Acting Labor Secretary Julie Su claimed multiple times Wednesday that she could not recall how she voted on California’s Proposition 22, the ballot initiate that rolled back the main provisions of the state’s controversial anti-gig economy law, AB5. Prop 22 was championed by rideshare companies like Lyft and Uber, the primary targets of AB5.
“How did I vote on Prop 22? I don’t remember how I voted on that,” Su told the House Education and the Workforce Committee. Representative Kevin Kiley, a California Republican, gave Su two subsequent opportunities to clarify her stance and each time she refused.
Su appeared baffled when asked about her vote on the proposition during Wednesday’s hearing. She grew defensive on the subject when Kiley asked about it again in subsequent rounds of questioning. “We have secret ballot votes in this country,” she declared.
It was a remarkable stance for Su, who was secretary of California Labor and Workforce Development Agency from 2019-2021 and a major champion of AB5. She was in the office when Proposition 22 passed. Biden tapped Su to replaced departed labor Secretary Marty Walsh.

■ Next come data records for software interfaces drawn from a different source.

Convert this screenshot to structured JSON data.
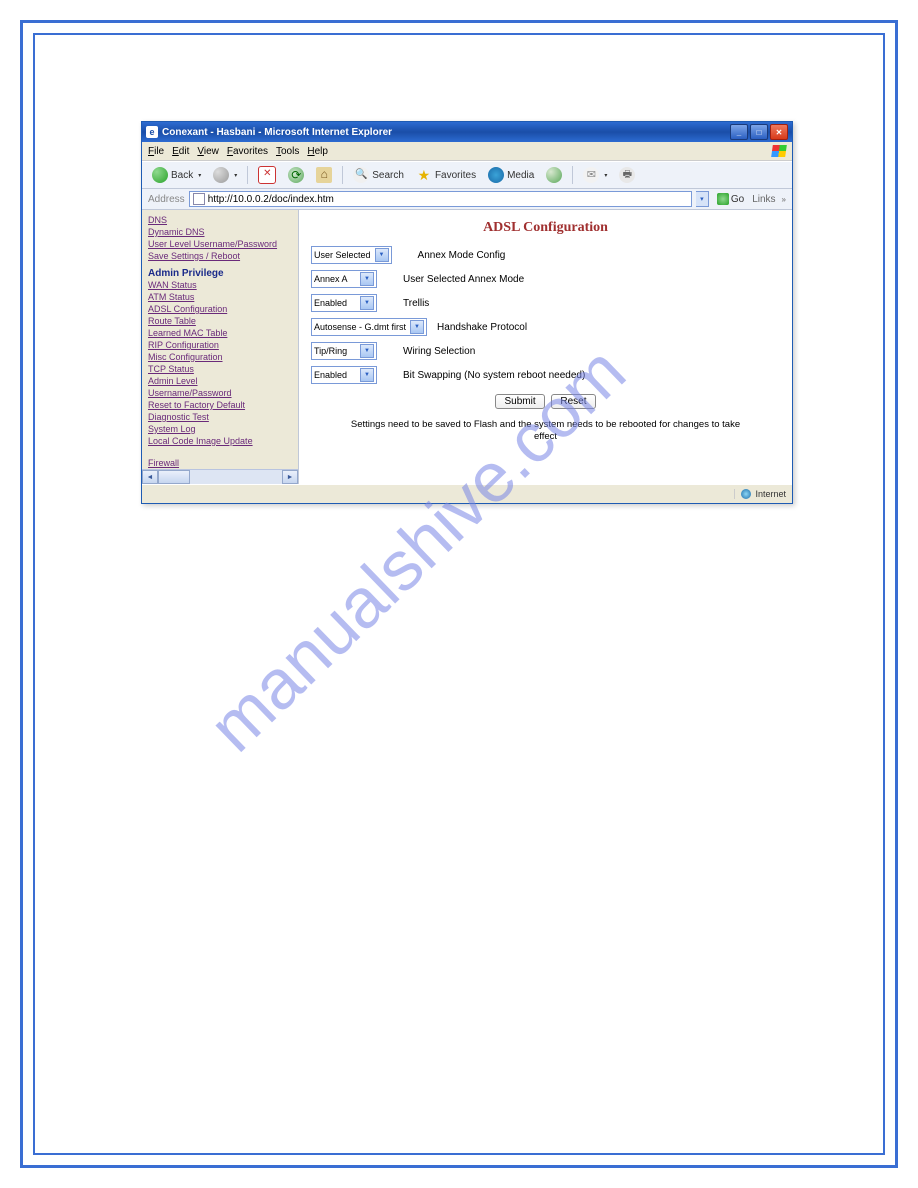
{
  "watermark": "manualshive.com",
  "window": {
    "title": "Conexant - Hasbani - Microsoft Internet Explorer"
  },
  "menu": {
    "file": "File",
    "edit": "Edit",
    "view": "View",
    "favorites": "Favorites",
    "tools": "Tools",
    "help": "Help"
  },
  "toolbar": {
    "back": "Back",
    "search": "Search",
    "favorites": "Favorites",
    "media": "Media"
  },
  "address": {
    "label": "Address",
    "url": "http://10.0.0.2/doc/index.htm",
    "go": "Go",
    "links": "Links"
  },
  "sidebar": {
    "top_links": [
      "DNS",
      "Dynamic DNS",
      "User Level Username/Password",
      "Save Settings / Reboot"
    ],
    "heading": "Admin Privilege",
    "admin_links": [
      "WAN Status",
      "ATM Status",
      "ADSL Configuration",
      "Route Table",
      "Learned MAC Table",
      "RIP Configuration",
      "Misc Configuration",
      "TCP Status",
      "Admin Level",
      "Username/Password",
      "Reset to Factory Default",
      "Diagnostic Test",
      "System Log",
      "Local Code Image Update"
    ],
    "firewall": "Firewall"
  },
  "content": {
    "title": "ADSL Configuration",
    "rows": [
      {
        "select": "User Selected",
        "label": "Annex Mode Config"
      },
      {
        "select": "Annex A",
        "label": "User Selected Annex Mode"
      },
      {
        "select": "Enabled",
        "label": "Trellis"
      },
      {
        "select": "Autosense - G.dmt first",
        "label": "Handshake Protocol",
        "wide": true
      },
      {
        "select": "Tip/Ring",
        "label": "Wiring Selection"
      },
      {
        "select": "Enabled",
        "label": "Bit Swapping (No system reboot needed)"
      }
    ],
    "submit": "Submit",
    "reset": "Reset",
    "note1": "Settings need to be saved to Flash and the system needs to be rebooted for changes to take",
    "note2": "effect"
  },
  "status": {
    "zone": "Internet"
  }
}
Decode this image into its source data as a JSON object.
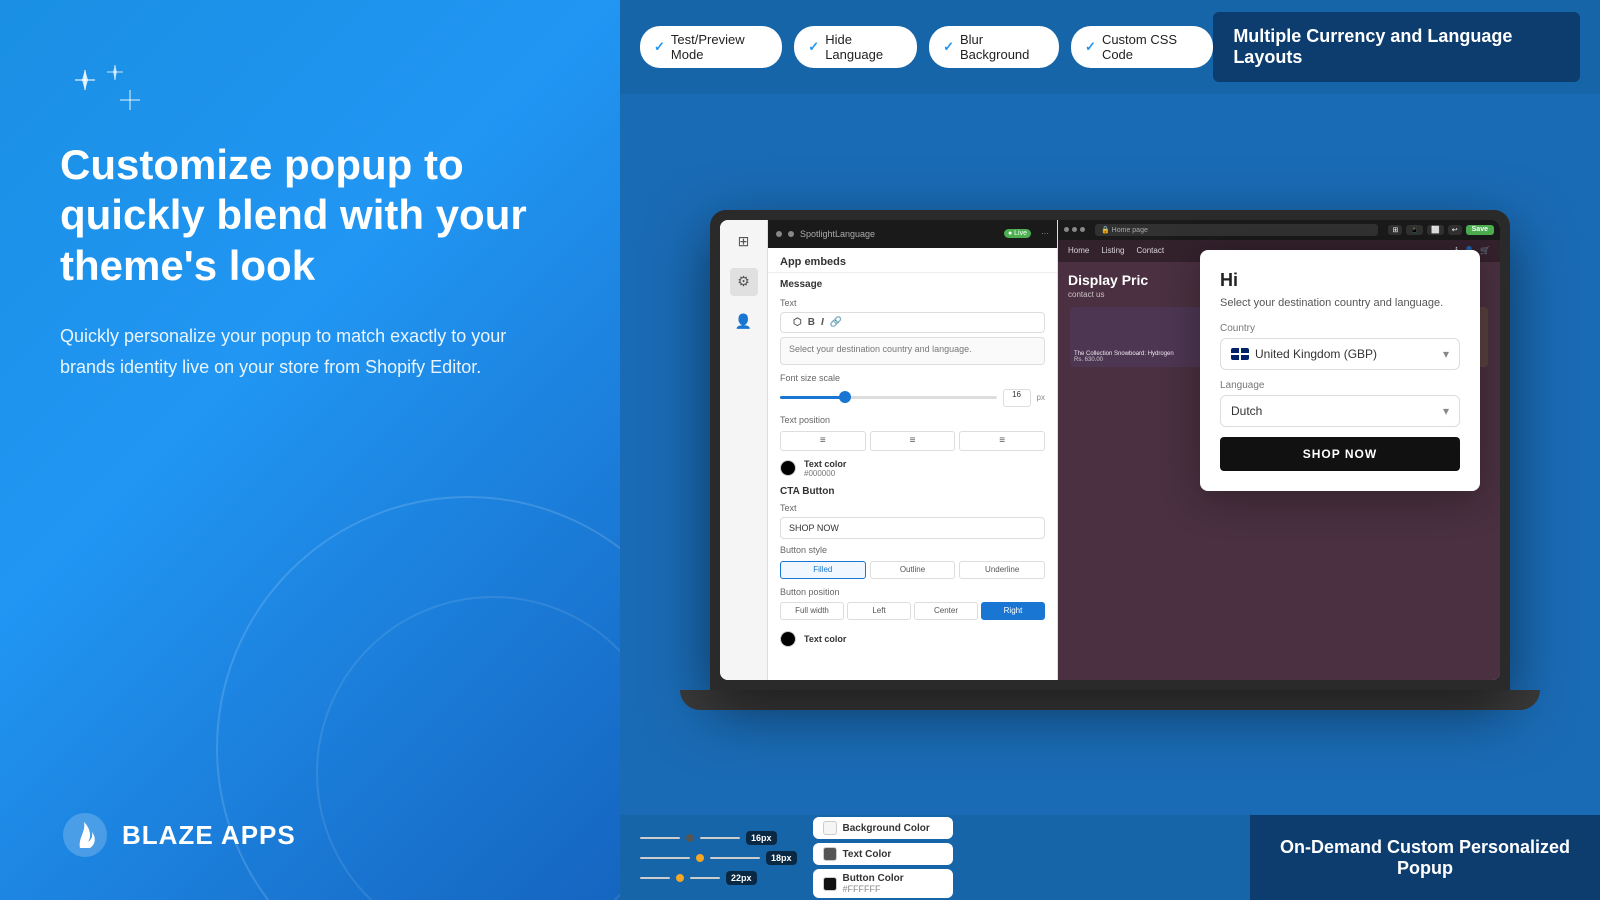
{
  "left": {
    "sparkles": "✦ ✦\n  ✦",
    "heading": "Customize popup to quickly blend with your theme's look",
    "subtext": "Quickly personalize your popup to match exactly to your brands identity live on your store from Shopify Editor.",
    "logo_text": "BLAZE APPS"
  },
  "top_bar": {
    "badges": [
      {
        "id": "test-preview",
        "label": "Test/Preview Mode"
      },
      {
        "id": "hide-language",
        "label": "Hide Language"
      },
      {
        "id": "blur-background",
        "label": "Blur Background"
      },
      {
        "id": "custom-css",
        "label": "Custom CSS Code"
      }
    ],
    "right_label": "Multiple Currency and Language Layouts"
  },
  "editor": {
    "app_embeds_label": "App embeds",
    "message_label": "Message",
    "text_label": "Text",
    "toolbar_buttons": [
      "⬡",
      "B",
      "I",
      "🔗"
    ],
    "text_placeholder": "Select your destination country and language.",
    "font_size_label": "Font size scale",
    "font_size_value": "16",
    "font_size_unit": "px",
    "text_position_label": "Text position",
    "text_color_label": "Text color",
    "text_color_value": "#000000",
    "cta_button_label": "CTA Button",
    "cta_text_label": "Text",
    "cta_text_value": "SHOP NOW",
    "button_style_label": "Button style",
    "button_styles": [
      "Filled",
      "Outline",
      "Underline"
    ],
    "button_position_label": "Button position",
    "button_positions": [
      "Full width",
      "Left",
      "Center",
      "Right"
    ],
    "text_color_section": "Text color"
  },
  "popup": {
    "hi_text": "Hi",
    "description": "Select your destination country and language.",
    "country_label": "Country",
    "country_value": "United Kingdom (GBP)",
    "language_label": "Language",
    "language_value": "Dutch",
    "shop_now_label": "SHOP NOW"
  },
  "store": {
    "nav_items": [
      "Home",
      "Listing",
      "Contact"
    ],
    "banner_text": "Display Pric",
    "banner_sub": "contact us"
  },
  "bottom": {
    "font_sizes": [
      "16px",
      "18px",
      "22px"
    ],
    "color_controls": [
      {
        "id": "background-color",
        "label": "Background Color",
        "color": "#ffffff"
      },
      {
        "id": "text-color",
        "label": "Text Color",
        "color": "#333333"
      },
      {
        "id": "button-color",
        "label": "Button Color",
        "value": "#FFFFFF",
        "color": "#111111"
      }
    ],
    "right_label": "On-Demand Custom Personalized Popup"
  }
}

The nomination is controversial largely because of Su’s record. California’s unemployment rate was 7.4% at the time left Su left state office, well above the national rate of 5.6%. An internal study found that under her stewardship the agency had awarded upwards of $33 billion in fraudulent unemployment claims during the COVID pandemic. “There is no sugarcoating the reality,” Su publicly conceded. “California did not have enough security measures in place.”
AB5 was a major issue during her tenure in California. The law effectively prohibited most companies from hiring workers as contractors, rather than as traditional full-time employees. AB5’s fans such as Su argued this was necessary to prevent workers such as rideshare drivers from being exploited. Su tweeted in 2019 that AB5 was “about preserving labor standards that are key to quality jobs in California.”
Su’s then-boss , Governor Gavin Newsom said after AB5’s passage that the law was needed to address “worker misclassification” and that state of California was “advancing the cause in righting those wrongs and continuing to transition in the implementation of AB5.”
The law forced employers to classify most workers as traditional employees, which meant the workers would be covered by various federal rules such as overtime and minimum wage regulations. The workers would no longer be guaranteed flexible work schedules. The law threatened to undermine the business model of so-called “gig” companies that rely on short-term contract workers. Uber and Lyft threatened to pull out of the state entirely if AB5 went into full effect.
Many workers in traditional freelance professions opposed AB5, arguing the law undermined their ability to maker a living. Proposition 22, which rolled back the provisions applying rideshare drivers was approved by voters in 2020. The backlash against AB5 was so fierce that even Newsom declined to say at the time how he voted on Proposition 22.
The acting labor secretary was reluctant to talk about AB5 in general, filibustering questions about whether it was a good law. She initially disputed comments that she had been involved in the drafting the law, but later in the hearing clarified that state legislators did consult with her agency prior to their drafting the legislative language.